But as NASA looks to return astronauts to the Moon and send them beyond to Mars, the health hazards posed by these solar explosions are a serious concern. CMEs hurl billions of tons of charged particles into space at hundreds of kilometers per second (millions of miles per hour). The extremely energetic clouds pose little danger to us, since Earth's magnetosphere channels most of the particles to the North and South poles, producing aurora. But astronauts outside Earth's protective magnetosphere and atmosphere would have to shield themselves from the radiation, a problem complicated by the fact that no one knows when CMEs will strike.
"Currently, there is no model that predicts real CMEs," says Janet Luhmann (University of California, Berkeley), who models the effects of space weather. "There are models for what makes the corona erupt, but the CMEs in them are in effect physics cartoons."

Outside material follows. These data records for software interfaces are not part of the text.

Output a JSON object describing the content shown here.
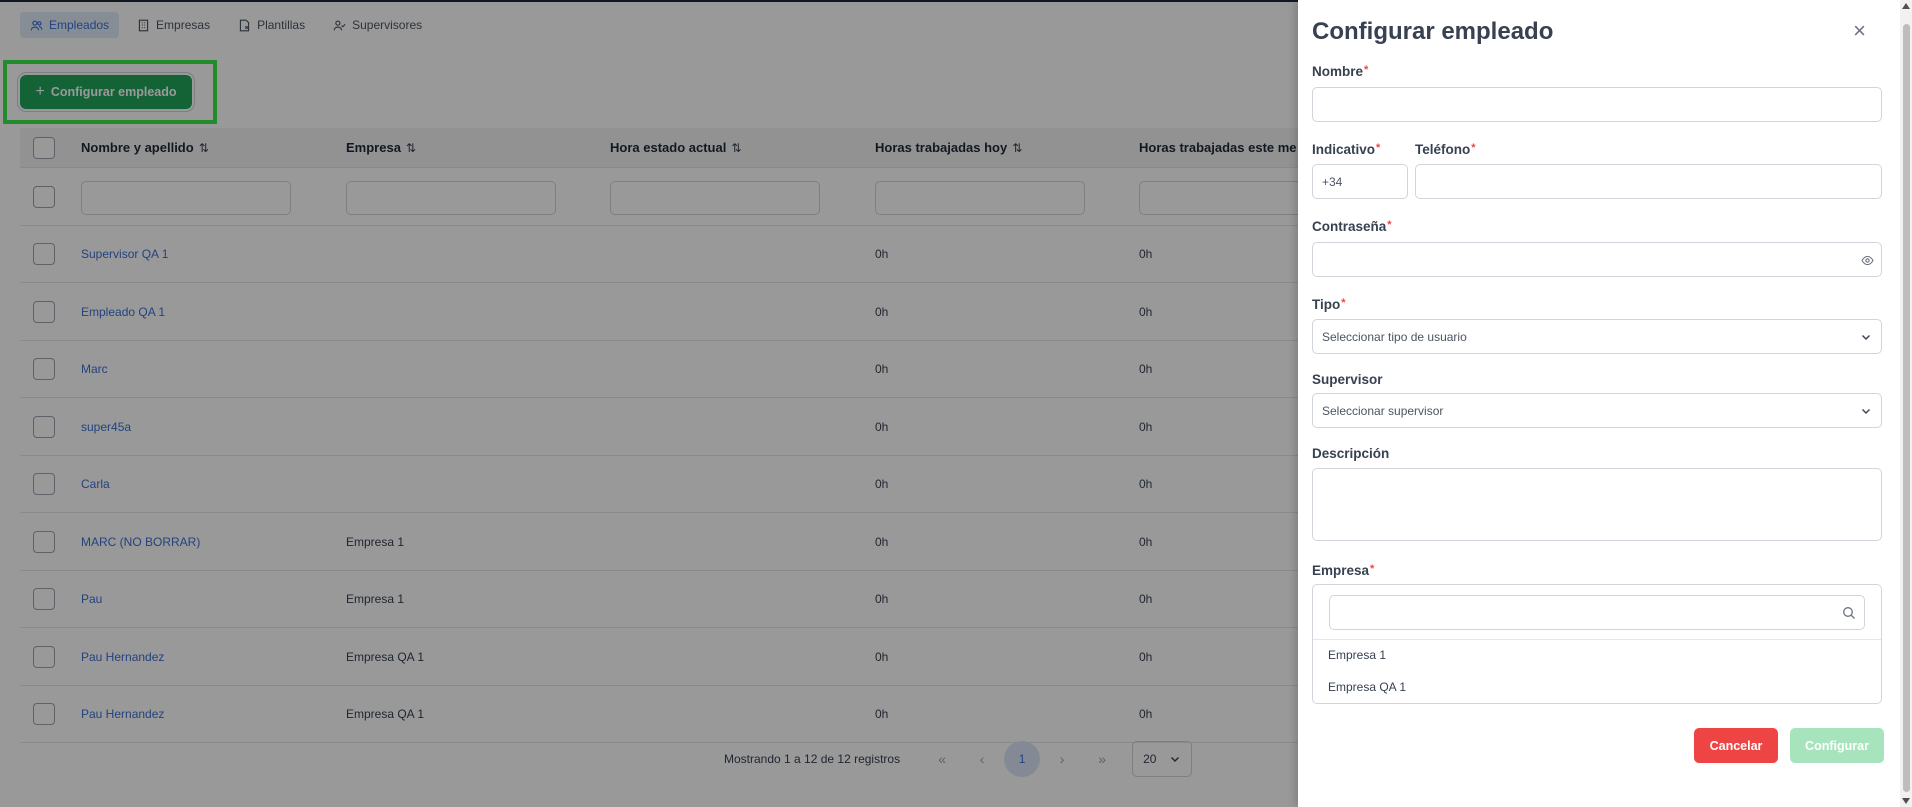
{
  "nav": {
    "tabs": [
      {
        "label": "Empleados",
        "icon": "users-icon",
        "active": true
      },
      {
        "label": "Empresas",
        "icon": "building-icon",
        "active": false
      },
      {
        "label": "Plantillas",
        "icon": "template-icon",
        "active": false
      },
      {
        "label": "Supervisores",
        "icon": "user-check-icon",
        "active": false
      }
    ]
  },
  "toolbar": {
    "configure_label": "Configurar empleado",
    "configure_icon": "plus-icon"
  },
  "table": {
    "columns": [
      "Nombre y apellido",
      "Empresa",
      "Hora estado actual",
      "Horas trabajadas hoy",
      "Horas trabajadas este me"
    ],
    "sort_icon": "sort-icon",
    "rows": [
      {
        "name": "Supervisor QA 1",
        "company": "",
        "state_time": "",
        "hours_today": "0h",
        "hours_month": "0h"
      },
      {
        "name": "Empleado QA 1",
        "company": "",
        "state_time": "",
        "hours_today": "0h",
        "hours_month": "0h"
      },
      {
        "name": "Marc",
        "company": "",
        "state_time": "",
        "hours_today": "0h",
        "hours_month": "0h"
      },
      {
        "name": "super45a",
        "company": "",
        "state_time": "",
        "hours_today": "0h",
        "hours_month": "0h"
      },
      {
        "name": "Carla",
        "company": "",
        "state_time": "",
        "hours_today": "0h",
        "hours_month": "0h"
      },
      {
        "name": "MARC (NO BORRAR)",
        "company": "Empresa 1",
        "state_time": "",
        "hours_today": "0h",
        "hours_month": "0h"
      },
      {
        "name": "Pau",
        "company": "Empresa 1",
        "state_time": "",
        "hours_today": "0h",
        "hours_month": "0h"
      },
      {
        "name": "Pau Hernandez",
        "company": "Empresa QA 1",
        "state_time": "",
        "hours_today": "0h",
        "hours_month": "0h"
      },
      {
        "name": "Pau Hernandez",
        "company": "Empresa QA 1",
        "state_time": "",
        "hours_today": "0h",
        "hours_month": "0h"
      }
    ]
  },
  "pagination": {
    "info": "Mostrando 1 a 12 de 12 registros",
    "first": "«",
    "prev": "‹",
    "current_page": "1",
    "next": "›",
    "last": "»",
    "page_size": "20"
  },
  "panel": {
    "title": "Configurar empleado",
    "close_icon": "close-icon",
    "required_mark": "*",
    "fields": {
      "nombre": {
        "label": "Nombre",
        "value": ""
      },
      "indicativo": {
        "label": "Indicativo",
        "value": "+34"
      },
      "telefono": {
        "label": "Teléfono",
        "value": ""
      },
      "password": {
        "label": "Contraseña",
        "value": ""
      },
      "tipo": {
        "label": "Tipo",
        "placeholder": "Seleccionar tipo de usuario"
      },
      "supervisor": {
        "label": "Supervisor",
        "placeholder": "Seleccionar supervisor"
      },
      "descripcion": {
        "label": "Descripción",
        "value": ""
      },
      "empresa": {
        "label": "Empresa",
        "search_value": "",
        "options": [
          "Empresa 1",
          "Empresa QA 1"
        ]
      }
    },
    "cancel_label": "Cancelar",
    "submit_label": "Configurar"
  },
  "colors": {
    "primary": "#22a55a",
    "link": "#3b6fd3",
    "danger": "#ef4444",
    "highlight": "#39e84a",
    "disabled_submit": "#a7e3bd"
  }
}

Now, a team led by Zoran Mikic (Science Applications International Corporation, San Diego) has developed a model that can accurately predict the behavior of the corona, the Sun's hot outer atmosphere. At the June 26th meeting of the American Astronomical Society's Solar Physics Division, Mikic and his colleagues reported that their model had accurately predicted the structure of the corona during the March 29th solar eclipse. And though the model still cannot predict CMEs, researchers think that predicting the corona's structure is the first step.
"It's a real breakthrough," says Luhmann, who was not involved in the study. "I do not know of another coronal model with this level of realism. From now on, the corona can routinely be described more accurately — which is just what we need to go to the next step of modeling CMEs."
Currently, sunspots are the best clues that CMEs might be coming. These dark splotches are regions where magnetic-field lines close over the corona like restraining ropes. When the lines snap to new shapes, the region of suddenly freed coronal gas erupts. But CMEs sometimes unpredictably erupt nowhere near sunspots, when solar filaments flare up and then collapse back onto the corona.
Researchers have been trying to model the corona for decades, but no models have been able to take into account how energy is transferred within the atmosphere. The new model allows researchers to map pressure and density changes, and to predict the large-scale magnetic structure of the corona. Such maps are the first step toward predicting how magnetic-field lines will behave and when potentially dangerous CMEs will erupt.
"We must know the background corona to make accurate space weather predictions," says Joseph Davila (NASA/Goddard Space Flight Center), executive director of the International Heliophysical Year Secretariat. "The Mikic model is a big step in developing this background model."